In 2011, Kilo Company uncovered — one way or another — about 300 IEDs. Some men patrolled with tourniquets cinched to the outside of their legs, so that they could quickly stop the bleeding if the legs were blown off. Eighteen months later, Bravo Company had found 60 IEDs in the Green Zone. Like the other companies, Bravo had lost personnel, and it was down to 110 men. Ten had been wounded; some had lost limbs. The grunts of Bravo thought they had had it “easier” than Kilo Company, because they had lost “only” 10 percent of their comrades. They felt safe enough to carry their four tourniquets in their pockets instead of wrapped around their legs.
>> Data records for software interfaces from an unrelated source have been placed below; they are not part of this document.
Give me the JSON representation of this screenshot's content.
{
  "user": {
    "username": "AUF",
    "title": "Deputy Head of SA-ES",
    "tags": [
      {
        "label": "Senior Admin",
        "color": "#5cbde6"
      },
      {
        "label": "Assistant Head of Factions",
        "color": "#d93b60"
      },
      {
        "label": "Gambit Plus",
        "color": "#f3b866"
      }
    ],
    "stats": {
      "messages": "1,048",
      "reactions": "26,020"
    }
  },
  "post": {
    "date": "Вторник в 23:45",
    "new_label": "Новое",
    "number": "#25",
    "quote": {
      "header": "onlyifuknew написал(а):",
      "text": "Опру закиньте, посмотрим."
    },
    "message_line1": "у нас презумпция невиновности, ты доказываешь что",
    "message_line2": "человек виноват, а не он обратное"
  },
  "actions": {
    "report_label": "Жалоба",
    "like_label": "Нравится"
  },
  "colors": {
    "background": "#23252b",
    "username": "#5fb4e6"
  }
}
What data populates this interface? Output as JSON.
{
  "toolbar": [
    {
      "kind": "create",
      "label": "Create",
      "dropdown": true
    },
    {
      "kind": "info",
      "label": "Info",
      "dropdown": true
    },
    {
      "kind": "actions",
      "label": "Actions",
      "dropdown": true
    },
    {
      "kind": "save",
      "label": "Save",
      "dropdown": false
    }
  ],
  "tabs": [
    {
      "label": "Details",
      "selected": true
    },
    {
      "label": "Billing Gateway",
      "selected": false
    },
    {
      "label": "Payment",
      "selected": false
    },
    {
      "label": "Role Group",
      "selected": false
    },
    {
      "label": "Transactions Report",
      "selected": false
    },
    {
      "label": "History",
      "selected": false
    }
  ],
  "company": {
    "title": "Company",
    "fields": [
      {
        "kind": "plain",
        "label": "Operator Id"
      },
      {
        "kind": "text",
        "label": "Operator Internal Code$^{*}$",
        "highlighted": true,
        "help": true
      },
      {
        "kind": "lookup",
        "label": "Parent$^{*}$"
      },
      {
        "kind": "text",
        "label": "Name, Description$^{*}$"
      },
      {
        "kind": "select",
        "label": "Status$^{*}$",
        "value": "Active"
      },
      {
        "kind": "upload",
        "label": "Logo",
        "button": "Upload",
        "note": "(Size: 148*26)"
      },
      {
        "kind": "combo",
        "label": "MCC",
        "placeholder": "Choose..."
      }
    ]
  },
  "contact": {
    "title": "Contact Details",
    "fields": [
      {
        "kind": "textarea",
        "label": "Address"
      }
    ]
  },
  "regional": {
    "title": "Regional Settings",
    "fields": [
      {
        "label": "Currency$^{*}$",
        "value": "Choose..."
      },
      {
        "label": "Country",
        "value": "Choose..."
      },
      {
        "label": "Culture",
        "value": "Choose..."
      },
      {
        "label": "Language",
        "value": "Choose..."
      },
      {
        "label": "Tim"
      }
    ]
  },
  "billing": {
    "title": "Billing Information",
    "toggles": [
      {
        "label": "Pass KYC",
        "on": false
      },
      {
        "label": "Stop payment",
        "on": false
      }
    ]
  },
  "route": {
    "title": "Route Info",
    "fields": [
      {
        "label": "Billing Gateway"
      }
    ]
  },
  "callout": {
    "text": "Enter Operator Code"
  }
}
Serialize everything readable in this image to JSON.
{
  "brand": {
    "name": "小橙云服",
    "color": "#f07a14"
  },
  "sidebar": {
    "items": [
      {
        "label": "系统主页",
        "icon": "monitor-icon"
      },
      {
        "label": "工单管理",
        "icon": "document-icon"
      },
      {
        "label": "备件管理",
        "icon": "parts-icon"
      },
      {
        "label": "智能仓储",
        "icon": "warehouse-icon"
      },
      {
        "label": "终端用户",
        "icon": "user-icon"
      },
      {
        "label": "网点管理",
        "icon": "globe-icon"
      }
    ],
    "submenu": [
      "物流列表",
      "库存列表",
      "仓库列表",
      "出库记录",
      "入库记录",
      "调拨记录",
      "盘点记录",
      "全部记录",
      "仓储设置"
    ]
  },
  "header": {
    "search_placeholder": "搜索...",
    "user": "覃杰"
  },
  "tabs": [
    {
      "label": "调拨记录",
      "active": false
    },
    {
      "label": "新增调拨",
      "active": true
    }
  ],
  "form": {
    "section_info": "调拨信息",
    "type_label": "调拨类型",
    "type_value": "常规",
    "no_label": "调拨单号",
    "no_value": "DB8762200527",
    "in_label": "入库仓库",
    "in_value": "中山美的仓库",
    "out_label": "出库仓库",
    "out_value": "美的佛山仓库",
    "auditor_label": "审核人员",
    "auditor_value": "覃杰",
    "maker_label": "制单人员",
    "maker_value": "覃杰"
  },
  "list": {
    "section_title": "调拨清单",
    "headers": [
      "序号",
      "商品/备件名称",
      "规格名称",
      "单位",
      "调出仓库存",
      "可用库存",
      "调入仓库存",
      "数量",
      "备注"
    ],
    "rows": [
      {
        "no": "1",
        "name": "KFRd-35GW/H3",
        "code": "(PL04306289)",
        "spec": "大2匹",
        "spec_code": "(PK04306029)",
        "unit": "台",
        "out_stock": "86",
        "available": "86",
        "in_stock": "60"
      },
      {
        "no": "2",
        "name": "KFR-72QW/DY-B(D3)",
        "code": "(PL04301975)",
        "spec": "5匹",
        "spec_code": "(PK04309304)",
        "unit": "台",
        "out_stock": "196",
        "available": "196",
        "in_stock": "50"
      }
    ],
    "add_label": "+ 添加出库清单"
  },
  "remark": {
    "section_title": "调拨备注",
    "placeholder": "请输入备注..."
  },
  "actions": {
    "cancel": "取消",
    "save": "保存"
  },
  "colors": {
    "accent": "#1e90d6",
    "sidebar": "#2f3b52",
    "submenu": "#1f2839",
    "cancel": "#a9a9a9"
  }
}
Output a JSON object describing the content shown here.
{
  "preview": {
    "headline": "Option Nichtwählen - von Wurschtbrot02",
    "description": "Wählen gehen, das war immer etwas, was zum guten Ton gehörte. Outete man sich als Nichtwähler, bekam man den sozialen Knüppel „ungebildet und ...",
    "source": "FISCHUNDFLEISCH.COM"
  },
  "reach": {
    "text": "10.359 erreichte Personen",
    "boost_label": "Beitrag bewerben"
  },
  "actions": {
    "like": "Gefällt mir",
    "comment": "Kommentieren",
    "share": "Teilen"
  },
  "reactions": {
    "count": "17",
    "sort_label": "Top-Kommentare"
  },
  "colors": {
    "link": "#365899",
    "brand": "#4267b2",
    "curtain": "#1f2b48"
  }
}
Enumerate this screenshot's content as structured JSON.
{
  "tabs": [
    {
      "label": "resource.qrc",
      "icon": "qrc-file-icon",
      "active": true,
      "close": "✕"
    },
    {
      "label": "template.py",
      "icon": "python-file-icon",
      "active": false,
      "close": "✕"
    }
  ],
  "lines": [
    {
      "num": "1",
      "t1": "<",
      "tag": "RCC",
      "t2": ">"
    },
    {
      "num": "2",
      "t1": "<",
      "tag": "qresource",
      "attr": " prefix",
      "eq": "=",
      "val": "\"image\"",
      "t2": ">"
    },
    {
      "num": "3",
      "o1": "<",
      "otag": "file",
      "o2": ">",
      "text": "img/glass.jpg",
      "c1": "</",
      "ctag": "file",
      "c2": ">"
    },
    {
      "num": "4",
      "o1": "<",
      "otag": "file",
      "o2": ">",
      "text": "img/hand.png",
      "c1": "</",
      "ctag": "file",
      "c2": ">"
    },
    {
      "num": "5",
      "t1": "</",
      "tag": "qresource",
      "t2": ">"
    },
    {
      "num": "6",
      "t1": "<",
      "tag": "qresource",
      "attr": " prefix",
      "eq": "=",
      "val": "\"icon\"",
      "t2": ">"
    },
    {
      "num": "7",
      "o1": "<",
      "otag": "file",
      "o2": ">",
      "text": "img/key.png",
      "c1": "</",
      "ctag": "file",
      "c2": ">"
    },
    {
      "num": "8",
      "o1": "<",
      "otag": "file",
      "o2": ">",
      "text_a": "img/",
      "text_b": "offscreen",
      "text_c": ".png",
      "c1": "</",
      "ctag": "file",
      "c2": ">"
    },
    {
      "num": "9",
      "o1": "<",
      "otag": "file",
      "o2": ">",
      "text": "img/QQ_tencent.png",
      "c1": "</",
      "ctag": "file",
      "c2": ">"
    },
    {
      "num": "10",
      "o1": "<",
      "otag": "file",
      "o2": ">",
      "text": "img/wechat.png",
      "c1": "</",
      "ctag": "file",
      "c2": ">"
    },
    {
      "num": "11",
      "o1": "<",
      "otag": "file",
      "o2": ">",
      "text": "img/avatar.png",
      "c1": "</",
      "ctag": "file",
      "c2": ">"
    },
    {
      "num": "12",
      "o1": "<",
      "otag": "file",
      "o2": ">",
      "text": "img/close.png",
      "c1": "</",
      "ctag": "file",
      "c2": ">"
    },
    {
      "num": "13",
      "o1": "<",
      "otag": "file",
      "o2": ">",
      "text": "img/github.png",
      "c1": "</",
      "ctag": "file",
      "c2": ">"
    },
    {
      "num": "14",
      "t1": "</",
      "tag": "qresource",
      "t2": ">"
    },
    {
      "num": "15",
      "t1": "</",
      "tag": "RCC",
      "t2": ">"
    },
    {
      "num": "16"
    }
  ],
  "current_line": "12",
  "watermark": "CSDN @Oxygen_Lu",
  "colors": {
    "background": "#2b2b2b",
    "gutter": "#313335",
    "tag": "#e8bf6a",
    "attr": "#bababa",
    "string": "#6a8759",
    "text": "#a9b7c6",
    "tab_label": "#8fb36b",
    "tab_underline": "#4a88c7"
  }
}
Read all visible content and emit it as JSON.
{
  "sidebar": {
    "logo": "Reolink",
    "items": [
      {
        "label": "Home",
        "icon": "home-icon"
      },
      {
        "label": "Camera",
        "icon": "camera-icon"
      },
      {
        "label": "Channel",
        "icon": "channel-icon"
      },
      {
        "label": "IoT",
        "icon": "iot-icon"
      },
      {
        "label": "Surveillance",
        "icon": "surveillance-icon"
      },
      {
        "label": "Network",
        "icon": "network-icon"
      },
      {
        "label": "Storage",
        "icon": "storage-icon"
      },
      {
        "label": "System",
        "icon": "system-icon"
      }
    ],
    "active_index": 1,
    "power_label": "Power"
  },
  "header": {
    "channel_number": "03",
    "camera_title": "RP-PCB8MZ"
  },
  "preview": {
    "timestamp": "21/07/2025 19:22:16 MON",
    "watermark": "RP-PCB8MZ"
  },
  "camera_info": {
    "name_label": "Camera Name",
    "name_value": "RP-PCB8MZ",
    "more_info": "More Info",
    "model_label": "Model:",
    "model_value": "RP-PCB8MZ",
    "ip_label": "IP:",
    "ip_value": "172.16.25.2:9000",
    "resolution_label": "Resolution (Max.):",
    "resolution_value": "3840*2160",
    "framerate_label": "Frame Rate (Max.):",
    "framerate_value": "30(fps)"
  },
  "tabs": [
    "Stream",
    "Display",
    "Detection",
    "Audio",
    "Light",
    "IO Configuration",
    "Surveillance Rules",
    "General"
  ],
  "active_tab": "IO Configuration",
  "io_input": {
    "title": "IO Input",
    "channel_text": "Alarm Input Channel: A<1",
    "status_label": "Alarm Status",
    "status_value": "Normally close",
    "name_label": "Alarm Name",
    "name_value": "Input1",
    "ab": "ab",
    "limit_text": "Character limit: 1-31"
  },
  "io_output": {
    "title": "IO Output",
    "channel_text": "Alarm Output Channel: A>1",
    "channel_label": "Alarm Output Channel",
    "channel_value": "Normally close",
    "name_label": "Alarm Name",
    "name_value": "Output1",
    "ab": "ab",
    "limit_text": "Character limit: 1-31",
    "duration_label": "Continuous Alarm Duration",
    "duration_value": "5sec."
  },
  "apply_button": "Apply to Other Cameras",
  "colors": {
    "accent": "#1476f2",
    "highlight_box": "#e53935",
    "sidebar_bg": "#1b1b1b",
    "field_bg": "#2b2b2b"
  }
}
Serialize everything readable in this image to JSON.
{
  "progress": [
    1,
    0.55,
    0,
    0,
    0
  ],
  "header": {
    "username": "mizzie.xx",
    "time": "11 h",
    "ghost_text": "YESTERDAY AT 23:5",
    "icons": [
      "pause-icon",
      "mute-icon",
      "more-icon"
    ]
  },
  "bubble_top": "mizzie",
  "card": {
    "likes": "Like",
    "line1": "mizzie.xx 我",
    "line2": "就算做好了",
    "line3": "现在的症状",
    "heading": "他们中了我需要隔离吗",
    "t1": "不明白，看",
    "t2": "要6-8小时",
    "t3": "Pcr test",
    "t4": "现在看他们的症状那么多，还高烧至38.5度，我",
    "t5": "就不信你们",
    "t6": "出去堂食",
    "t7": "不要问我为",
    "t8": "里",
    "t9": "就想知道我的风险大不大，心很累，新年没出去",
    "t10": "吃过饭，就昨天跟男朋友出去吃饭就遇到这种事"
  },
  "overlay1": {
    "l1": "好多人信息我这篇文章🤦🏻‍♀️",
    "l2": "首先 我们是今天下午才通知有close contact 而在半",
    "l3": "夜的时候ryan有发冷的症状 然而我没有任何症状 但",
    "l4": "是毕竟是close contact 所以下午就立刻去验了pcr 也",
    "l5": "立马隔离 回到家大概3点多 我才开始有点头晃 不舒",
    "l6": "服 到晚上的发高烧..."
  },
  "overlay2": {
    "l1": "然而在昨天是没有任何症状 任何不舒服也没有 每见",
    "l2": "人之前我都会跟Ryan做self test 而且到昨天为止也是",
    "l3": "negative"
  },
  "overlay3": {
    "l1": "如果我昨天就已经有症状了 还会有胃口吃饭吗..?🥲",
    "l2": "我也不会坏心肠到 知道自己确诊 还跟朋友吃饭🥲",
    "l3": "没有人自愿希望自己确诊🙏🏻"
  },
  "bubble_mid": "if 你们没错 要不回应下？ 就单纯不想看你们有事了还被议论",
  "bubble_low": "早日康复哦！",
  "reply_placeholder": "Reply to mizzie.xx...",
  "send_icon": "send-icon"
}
Day after day, year after year, one rifle company after another has slogged through the fields to wrest physical control from the Taliban. It’s not just the grinding courage, walking through minefields one hundred times. Over the course of his deployment, the average grunt — Marine or Army — carries that 95-pound pack strapped to his upper torso for more than 500 miles. The heavy armor protects him today but takes a structural toll 20 years later. He faces certain pain in middle age. “If we don’t find a breakthrough in treating degenerative arthritis,” Roy Aaron, a leading orthopedic surgeon at Brown University, has said, “the effects on these young men will be severe.” We haven’t thought about that.